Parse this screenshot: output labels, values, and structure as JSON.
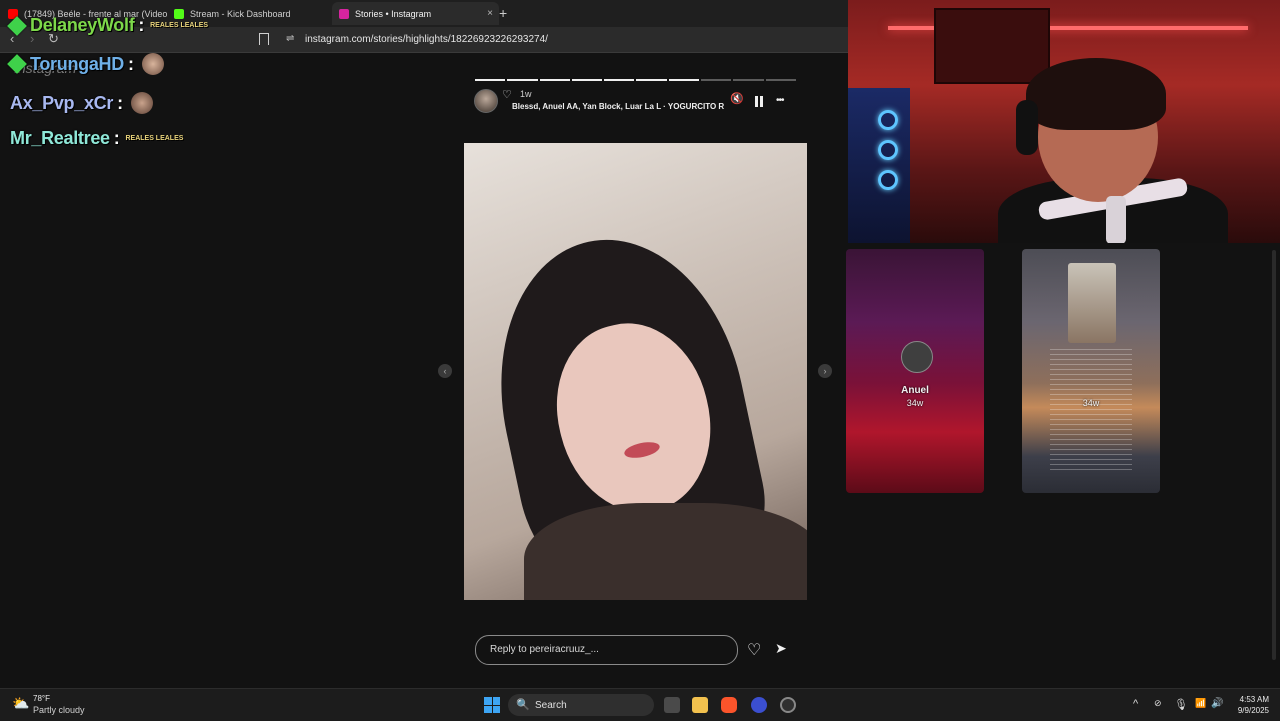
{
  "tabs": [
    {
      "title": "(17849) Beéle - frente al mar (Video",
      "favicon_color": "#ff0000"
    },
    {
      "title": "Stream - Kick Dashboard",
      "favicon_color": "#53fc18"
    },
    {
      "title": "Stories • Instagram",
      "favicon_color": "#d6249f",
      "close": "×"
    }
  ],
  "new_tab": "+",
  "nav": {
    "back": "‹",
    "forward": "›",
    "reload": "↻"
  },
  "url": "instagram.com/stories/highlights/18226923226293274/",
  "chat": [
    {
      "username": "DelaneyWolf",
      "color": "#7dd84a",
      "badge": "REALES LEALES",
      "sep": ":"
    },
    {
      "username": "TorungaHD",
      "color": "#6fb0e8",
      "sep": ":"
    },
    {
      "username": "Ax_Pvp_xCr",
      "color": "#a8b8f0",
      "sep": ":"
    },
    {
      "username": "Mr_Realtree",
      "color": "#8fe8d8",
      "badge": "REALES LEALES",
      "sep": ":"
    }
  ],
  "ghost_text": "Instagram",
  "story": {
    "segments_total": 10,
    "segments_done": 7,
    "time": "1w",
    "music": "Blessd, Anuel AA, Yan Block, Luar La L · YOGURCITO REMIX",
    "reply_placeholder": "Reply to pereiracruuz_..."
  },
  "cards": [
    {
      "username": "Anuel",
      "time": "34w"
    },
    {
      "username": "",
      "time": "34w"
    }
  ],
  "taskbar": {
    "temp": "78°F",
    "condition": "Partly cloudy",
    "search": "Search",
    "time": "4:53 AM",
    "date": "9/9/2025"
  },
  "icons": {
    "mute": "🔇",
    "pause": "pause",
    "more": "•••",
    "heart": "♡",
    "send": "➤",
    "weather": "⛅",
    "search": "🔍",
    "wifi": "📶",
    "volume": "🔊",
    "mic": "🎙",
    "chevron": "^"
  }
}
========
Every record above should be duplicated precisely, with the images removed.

Parse this screenshot: output labels, values, and structure as JSON.
{
  "tabs": [
    {
      "title": "(17849) Beéle - frente al mar (Video",
      "favicon_color": "#ff0000"
    },
    {
      "title": "Stream - Kick Dashboard",
      "favicon_color": "#53fc18"
    },
    {
      "title": "Stories • Instagram",
      "favicon_color": "#d6249f",
      "close": "×"
    }
  ],
  "new_tab": "+",
  "nav": {
    "back": "‹",
    "forward": "›",
    "reload": "↻"
  },
  "url": "instagram.com/stories/highlights/18226923226293274/",
  "chat": [
    {
      "username": "DelaneyWolf",
      "color": "#7dd84a",
      "badge": "REALES LEALES",
      "sep": ":"
    },
    {
      "username": "TorungaHD",
      "color": "#6fb0e8",
      "sep": ":"
    },
    {
      "username": "Ax_Pvp_xCr",
      "color": "#a8b8f0",
      "sep": ":"
    },
    {
      "username": "Mr_Realtree",
      "color": "#8fe8d8",
      "badge": "REALES LEALES",
      "sep": ":"
    }
  ],
  "ghost_text": "Instagram",
  "story": {
    "segments_total": 10,
    "segments_done": 7,
    "time": "1w",
    "music": "Blessd, Anuel AA, Yan Block, Luar La L · YOGURCITO REMIX",
    "reply_placeholder": "Reply to pereiracruuz_..."
  },
  "cards": [
    {
      "username": "Anuel",
      "time": "34w"
    },
    {
      "username": "",
      "time": "34w"
    }
  ],
  "taskbar": {
    "temp": "78°F",
    "condition": "Partly cloudy",
    "search": "Search",
    "time": "4:53 AM",
    "date": "9/9/2025"
  },
  "icons": {
    "mute": "🔇",
    "pause": "pause",
    "more": "•••",
    "heart": "♡",
    "send": "➤",
    "weather": "⛅",
    "search": "🔍",
    "wifi": "📶",
    "volume": "🔊",
    "mic": "🎙",
    "chevron": "^"
  }
}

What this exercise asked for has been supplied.